    Since headlinese drops articles, you are at liberty to add them back in. Ignorance of fanning as a verb meaning to strike out lead me to two wrong interpretations. I got the risque one and trying to figure out if there was a mechanical issue with piece of cooling equipment intermittently operating 18 times.

  22. J. W. Brewer said,

    April 3, 2014 @ 9:50 am

    In case anyone is still trying to compile examples, here's another mildly-risque"zeugmoid" I just recalled from the vast corpus of old rock lyrics, but using a noun rather than verb for the lexical-repetition-with-semantic-variation: "We all got balls and brains / But some's got balls and chains." — from 10cc's 1973 hit (well, #1 in the UK but only #73 in the US, says wikipedia) "Rubber Bullets," a somewhat arch updating of the "Jailhouse Rock" theme.

  23. Ellen K. said,

    April 3, 2014 @ 1:08 pm

    @Zizoz. I'll admit, the risque reading comes across as either badly written or an intentional double meaning, if I were to think of it as the correct reading, which I never did. Still, it's not blocked by the odd grammar.

    On the other hand, for me, the reading with "fan" as the action of an air current creating device (which Andrew Bay mentions) is blocked due to the lack of an object.

  24. Ted said,

    April 3, 2014 @ 5:01 pm

    Intransitive fan is attested to at least 1957:

    I can fan with the fan
    As I hop on the ball.
    But that is not all!
    Oh, no! That is not all!

    I will not reveal the source, as the question of whether to reveal the things that went on there that day remains unresolved.

  25. Nathan said,

    April 4, 2014 @ 1:01 pm

    Ted, I read it to my daughters last night. I won't tell Mom if you don't.

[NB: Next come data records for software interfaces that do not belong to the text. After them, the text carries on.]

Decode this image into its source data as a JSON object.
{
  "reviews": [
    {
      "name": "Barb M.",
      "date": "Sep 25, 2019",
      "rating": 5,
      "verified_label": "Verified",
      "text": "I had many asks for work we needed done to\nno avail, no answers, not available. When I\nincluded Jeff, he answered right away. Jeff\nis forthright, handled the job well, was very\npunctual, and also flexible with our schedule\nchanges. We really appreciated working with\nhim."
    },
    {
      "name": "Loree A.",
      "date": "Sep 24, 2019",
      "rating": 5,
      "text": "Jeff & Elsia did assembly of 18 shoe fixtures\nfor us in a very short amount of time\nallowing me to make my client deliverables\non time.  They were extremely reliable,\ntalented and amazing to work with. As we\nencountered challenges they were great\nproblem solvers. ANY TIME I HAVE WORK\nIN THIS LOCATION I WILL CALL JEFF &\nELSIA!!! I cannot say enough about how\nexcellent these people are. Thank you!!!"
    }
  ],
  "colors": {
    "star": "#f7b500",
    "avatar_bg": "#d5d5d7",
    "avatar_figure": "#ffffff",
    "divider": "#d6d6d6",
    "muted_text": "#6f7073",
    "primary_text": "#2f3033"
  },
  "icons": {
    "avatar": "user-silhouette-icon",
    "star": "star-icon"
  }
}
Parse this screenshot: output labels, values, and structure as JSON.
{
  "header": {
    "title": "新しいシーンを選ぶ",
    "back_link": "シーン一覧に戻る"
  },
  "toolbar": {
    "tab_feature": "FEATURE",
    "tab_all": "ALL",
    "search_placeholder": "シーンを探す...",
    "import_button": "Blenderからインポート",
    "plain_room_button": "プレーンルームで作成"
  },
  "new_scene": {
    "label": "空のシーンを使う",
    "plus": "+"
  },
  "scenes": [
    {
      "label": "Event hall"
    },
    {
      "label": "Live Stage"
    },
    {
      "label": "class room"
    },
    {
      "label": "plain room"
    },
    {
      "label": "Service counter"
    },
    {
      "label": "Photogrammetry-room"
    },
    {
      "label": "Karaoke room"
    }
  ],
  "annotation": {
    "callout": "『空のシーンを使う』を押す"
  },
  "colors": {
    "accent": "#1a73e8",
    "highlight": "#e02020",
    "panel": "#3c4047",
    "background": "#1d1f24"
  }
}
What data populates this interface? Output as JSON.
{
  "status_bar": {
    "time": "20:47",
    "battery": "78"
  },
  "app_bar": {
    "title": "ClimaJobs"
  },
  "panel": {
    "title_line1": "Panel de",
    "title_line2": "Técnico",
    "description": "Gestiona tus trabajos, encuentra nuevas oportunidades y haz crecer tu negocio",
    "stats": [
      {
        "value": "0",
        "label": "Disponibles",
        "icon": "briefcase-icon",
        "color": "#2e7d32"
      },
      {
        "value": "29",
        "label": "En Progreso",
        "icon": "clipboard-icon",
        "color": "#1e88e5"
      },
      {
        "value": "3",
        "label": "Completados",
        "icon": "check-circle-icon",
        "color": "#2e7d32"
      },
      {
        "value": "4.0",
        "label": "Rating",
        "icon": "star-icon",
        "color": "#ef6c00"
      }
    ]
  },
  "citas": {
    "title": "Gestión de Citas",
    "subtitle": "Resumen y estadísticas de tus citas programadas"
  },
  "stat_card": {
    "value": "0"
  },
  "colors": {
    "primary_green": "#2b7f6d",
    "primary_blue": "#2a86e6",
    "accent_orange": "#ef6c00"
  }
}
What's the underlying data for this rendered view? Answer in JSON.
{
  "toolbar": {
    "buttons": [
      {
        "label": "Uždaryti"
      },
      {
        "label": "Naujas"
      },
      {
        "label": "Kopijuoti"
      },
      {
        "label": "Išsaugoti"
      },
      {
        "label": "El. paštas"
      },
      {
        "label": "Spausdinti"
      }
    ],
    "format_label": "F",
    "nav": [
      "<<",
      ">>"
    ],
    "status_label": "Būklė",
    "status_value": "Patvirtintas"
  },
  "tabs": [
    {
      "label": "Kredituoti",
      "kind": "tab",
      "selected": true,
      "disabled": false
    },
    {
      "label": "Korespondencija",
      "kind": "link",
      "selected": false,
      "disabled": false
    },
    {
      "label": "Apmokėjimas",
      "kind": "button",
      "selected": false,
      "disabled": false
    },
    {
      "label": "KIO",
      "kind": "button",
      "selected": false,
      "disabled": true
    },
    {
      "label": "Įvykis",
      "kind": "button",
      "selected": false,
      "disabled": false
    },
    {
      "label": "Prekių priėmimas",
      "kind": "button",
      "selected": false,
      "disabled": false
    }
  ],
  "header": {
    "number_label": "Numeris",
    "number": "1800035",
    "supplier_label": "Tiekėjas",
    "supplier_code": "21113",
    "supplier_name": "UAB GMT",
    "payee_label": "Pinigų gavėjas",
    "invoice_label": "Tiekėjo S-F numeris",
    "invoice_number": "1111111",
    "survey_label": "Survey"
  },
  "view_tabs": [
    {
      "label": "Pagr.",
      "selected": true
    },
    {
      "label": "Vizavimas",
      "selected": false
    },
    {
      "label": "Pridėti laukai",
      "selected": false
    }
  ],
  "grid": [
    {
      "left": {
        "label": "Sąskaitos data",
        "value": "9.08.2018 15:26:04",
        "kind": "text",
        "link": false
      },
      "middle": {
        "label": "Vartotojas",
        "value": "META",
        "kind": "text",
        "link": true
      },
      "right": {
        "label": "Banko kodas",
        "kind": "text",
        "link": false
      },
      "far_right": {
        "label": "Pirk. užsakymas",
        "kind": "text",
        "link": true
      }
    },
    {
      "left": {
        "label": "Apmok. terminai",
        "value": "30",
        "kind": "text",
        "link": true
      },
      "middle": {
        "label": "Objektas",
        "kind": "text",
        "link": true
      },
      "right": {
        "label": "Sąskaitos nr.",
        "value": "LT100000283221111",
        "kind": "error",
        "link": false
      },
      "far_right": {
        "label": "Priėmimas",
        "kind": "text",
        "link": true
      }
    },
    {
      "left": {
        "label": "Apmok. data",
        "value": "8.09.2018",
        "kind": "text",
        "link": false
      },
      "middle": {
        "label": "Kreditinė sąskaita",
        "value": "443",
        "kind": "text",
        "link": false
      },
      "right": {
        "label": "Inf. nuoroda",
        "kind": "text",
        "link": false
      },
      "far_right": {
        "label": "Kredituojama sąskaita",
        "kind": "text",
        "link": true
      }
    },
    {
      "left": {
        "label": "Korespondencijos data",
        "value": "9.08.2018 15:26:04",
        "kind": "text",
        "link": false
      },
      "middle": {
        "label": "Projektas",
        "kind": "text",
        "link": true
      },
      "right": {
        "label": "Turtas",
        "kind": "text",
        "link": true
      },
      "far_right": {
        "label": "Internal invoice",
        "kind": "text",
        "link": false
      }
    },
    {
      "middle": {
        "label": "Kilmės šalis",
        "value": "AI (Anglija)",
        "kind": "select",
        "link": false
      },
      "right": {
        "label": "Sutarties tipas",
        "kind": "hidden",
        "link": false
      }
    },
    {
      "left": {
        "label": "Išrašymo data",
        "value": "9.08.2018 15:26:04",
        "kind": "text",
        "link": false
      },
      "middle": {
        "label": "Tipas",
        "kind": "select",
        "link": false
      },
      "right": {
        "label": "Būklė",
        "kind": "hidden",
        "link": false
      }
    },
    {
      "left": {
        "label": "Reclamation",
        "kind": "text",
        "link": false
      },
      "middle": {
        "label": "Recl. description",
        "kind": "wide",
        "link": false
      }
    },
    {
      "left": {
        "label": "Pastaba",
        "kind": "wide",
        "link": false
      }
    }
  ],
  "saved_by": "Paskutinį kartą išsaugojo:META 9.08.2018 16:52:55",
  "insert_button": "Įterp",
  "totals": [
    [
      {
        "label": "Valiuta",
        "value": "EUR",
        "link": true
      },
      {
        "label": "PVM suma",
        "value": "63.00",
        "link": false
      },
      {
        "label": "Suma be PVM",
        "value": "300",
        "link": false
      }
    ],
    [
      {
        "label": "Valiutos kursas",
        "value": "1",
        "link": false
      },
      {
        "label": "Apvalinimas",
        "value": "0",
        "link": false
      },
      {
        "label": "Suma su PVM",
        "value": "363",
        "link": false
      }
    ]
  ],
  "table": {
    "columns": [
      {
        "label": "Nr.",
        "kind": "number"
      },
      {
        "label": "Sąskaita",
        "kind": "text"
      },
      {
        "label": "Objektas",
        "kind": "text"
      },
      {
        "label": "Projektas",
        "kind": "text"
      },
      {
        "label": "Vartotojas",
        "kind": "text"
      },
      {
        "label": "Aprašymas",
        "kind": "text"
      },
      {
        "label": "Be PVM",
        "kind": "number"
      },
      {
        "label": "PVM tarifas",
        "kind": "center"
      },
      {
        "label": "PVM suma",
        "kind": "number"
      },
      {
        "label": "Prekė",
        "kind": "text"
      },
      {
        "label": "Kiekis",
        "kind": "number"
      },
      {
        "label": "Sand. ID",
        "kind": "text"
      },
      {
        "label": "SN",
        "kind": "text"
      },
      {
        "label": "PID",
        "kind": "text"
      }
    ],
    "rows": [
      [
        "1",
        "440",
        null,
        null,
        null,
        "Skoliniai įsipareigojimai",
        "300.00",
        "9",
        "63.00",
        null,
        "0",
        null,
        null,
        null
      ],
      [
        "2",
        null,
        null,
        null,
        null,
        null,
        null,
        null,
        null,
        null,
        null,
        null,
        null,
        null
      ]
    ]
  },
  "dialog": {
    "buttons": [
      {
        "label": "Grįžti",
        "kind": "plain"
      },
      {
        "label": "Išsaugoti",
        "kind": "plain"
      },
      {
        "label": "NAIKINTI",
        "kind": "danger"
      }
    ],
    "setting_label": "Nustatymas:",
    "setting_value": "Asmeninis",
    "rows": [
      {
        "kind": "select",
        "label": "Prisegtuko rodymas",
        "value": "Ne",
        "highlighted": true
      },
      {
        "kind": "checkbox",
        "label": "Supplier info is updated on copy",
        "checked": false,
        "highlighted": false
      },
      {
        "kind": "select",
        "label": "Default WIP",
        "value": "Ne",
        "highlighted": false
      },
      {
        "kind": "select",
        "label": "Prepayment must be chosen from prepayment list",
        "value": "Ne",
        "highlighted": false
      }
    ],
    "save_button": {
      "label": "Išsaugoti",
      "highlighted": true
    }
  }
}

  26. Ellen K. said,

    April 5, 2014 @ 8:55 am

    Ted, irrelevant. I didn't say "fan" can't ever be intransitive. I was talking about that headline in particular.

  27. mimhoff said,

    April 9, 2014 @ 1:55 am

    In music recently we have Daft Punk's "Let's raise the bar and our cups to the stars".

  28. Crazy Tom said,

    August 17, 2014 @ 2:20 pm

    Why not "Mets fan 18 times and blow a save in opening loss"?

    Maybe the blue alternate reading was intended; maybe the headline writer blew it.

RSS feed for comments on this post